The effective rate of homeownership doesn’t imply that all underwater borrowers will lose their homes; instead, it suggests that they won’t act as traditional homeowners do. Government policy over the past two decades focused on growing the rate of homeownership for public policy reasons: Homeowners, the argument went, were more invested in maintaining not only their properties, but also their communities.
The effective homeownership rate serves as a “good guide to the future path of the official rate” because many underwater homeowners are simply renters-in-waiting, write authors Andrew Haughwout, Richard Peach and Joseph Tracy of the New York Fed. “Unless house prices increase substantially, many negative equity homeowners will in fact convert to renters in the years ahead, and the measured rate of homeownership will decline toward the effective rate.”
Some underwater borrowers, of course, will return to positive equity simply through the scheduled debt pay-down process. The study estimates that 36% of negative equity borrowers will recover their equity within three years, while 51% will be back “above water” within five years. That will speed up or slow down depending on what happens to home prices.
But homeowners will need to build up equity in order to move, which requires cash both for paying transaction costs associated with selling the old home and for a down payment for the new home. Absent any increase in home prices, it would take at least five years for 90% of borrowers who are underwater today return to a 94% loan-to-value. Moreover, the median mortgage in that group of borrowers would take 12 years to reach a 94% loan-to-value, without any home-price appreciation.
Peak buyers who lost it all

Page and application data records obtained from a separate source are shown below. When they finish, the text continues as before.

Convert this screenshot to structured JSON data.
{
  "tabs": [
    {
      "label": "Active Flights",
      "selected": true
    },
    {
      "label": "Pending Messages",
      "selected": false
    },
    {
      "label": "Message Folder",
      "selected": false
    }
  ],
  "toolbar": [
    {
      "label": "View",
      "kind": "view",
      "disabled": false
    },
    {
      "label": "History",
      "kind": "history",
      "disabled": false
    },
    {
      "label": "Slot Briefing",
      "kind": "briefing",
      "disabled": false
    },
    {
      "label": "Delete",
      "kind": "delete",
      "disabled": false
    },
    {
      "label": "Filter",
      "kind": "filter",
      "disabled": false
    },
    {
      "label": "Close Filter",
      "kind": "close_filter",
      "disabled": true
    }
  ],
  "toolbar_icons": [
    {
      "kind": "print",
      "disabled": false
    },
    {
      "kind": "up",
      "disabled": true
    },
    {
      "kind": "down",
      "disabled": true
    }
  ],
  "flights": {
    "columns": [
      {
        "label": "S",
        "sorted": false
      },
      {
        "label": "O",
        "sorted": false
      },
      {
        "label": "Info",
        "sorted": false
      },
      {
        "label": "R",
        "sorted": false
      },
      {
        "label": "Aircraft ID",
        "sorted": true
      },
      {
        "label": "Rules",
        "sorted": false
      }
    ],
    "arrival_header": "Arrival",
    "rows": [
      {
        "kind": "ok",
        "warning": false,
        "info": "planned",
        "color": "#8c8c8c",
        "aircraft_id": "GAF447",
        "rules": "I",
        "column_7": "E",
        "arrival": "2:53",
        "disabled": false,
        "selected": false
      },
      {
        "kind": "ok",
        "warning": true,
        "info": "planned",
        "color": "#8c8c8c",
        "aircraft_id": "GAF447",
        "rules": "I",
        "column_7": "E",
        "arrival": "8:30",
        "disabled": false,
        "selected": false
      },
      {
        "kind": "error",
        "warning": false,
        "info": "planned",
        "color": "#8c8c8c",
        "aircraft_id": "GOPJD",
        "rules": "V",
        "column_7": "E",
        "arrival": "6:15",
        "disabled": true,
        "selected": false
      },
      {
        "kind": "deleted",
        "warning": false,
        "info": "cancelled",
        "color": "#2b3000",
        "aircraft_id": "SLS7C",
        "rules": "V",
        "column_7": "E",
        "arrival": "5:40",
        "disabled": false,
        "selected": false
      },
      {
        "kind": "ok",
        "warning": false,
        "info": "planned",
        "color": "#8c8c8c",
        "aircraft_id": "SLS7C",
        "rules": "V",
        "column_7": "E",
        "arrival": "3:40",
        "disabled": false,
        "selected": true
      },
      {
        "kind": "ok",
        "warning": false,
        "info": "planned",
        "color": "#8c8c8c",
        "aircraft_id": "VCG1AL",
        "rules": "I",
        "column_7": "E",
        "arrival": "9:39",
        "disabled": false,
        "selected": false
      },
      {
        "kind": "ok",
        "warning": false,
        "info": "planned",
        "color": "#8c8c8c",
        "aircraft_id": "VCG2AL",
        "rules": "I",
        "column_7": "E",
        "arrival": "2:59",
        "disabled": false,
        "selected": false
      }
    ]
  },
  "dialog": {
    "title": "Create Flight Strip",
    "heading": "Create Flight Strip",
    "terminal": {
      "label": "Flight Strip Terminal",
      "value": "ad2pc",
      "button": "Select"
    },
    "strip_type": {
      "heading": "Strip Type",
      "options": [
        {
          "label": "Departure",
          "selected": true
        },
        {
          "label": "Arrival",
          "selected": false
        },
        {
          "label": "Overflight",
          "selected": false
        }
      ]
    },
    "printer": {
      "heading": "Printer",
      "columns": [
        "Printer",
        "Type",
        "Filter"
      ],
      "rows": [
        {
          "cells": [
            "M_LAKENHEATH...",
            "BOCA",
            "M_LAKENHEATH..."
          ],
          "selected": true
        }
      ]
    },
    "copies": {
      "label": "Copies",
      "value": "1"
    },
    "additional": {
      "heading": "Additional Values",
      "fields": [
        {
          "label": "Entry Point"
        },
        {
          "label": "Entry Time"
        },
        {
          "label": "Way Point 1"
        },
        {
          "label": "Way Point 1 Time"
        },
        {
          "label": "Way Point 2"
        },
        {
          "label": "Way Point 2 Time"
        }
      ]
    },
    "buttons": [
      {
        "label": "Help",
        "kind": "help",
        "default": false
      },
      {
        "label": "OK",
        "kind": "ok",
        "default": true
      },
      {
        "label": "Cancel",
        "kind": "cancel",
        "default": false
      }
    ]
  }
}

Today's featured property was purchased on 1/27/2006 for $1,315,000. The owners used a $951,750 first mortgage and a $363,250 down payment.
These owners lost $363,250 of their own money, and their credit is trashed.
Recording Date: 04/06/2010
Document Type: Notice of Sale
Recording Date: 11/18/2009
Document Type: Notice of Default
Irvine Home Address … 54 DESERT WILLOW Irvine, CA 92606
Resale Home Price … $960,000
Home Purchase Price … $1,315,000
Home Purchase Date …. 1/27/2006
Net Gain (Loss) ………. $(412,600)
Percent Change ………. -31.4%
Annual Appreciation … -6.9%
Cost of Ownership
$960,000 ………. Asking Price
$192,000 ………. 20% Down Conventional
4.80% …………… Mortgage Interest Rate
$768,000 ………. 30-Year Mortgage
$194,276 ………. Income Requirement
$4,029 ………. Monthly Mortgage Payment
$832 ………. Property Tax
$550 ………. Special Taxes and Levies (Mello Roos)
$80 ………. Homeowners Insurance
$175 ………. Homeowners Association Fees
$5,666 ………. Monthly Cash Outlays
-$976 ………. Tax Savings (% of Interest and Property Tax)
-$957 ………. Equity Hidden in Payment
$352 ………. Lost Income to Down Payment (net of taxes)
$120 ………. Maintenance and Replacement Reserves
$4,205 ………. Monthly Cost of Ownership
Cash Acquisition Demands
$9,600 ………. Furnishing and Move In @1%
$9,600 ………. Closing Costs @1%
$7,680 ………… Interest Points @1% of Loan
$192,000 ………. Down Payment
$218,880 ………. Total Cash Costs
$64,400 ………… Emergency Cash Reserves
$283,280 ………. Total Savings Needed
Baths: 4 baths
Home size: 3,200 sq ft
($300 / sq ft)
Lot Size: 5,372 sq ft
Year Built: 2006
Days on Market: 185
Listing Updated: 40340
MLS Number: S600246
Property Type: Single Family, Residential
Community: Columbus Grove
Plan 3 Alexandria. This is the largest and finist model in Columbus Grove. Coupled with the Irvine School District. Every conceivable upgrate. Over $100k in landscaping. This is absolutely spectacular.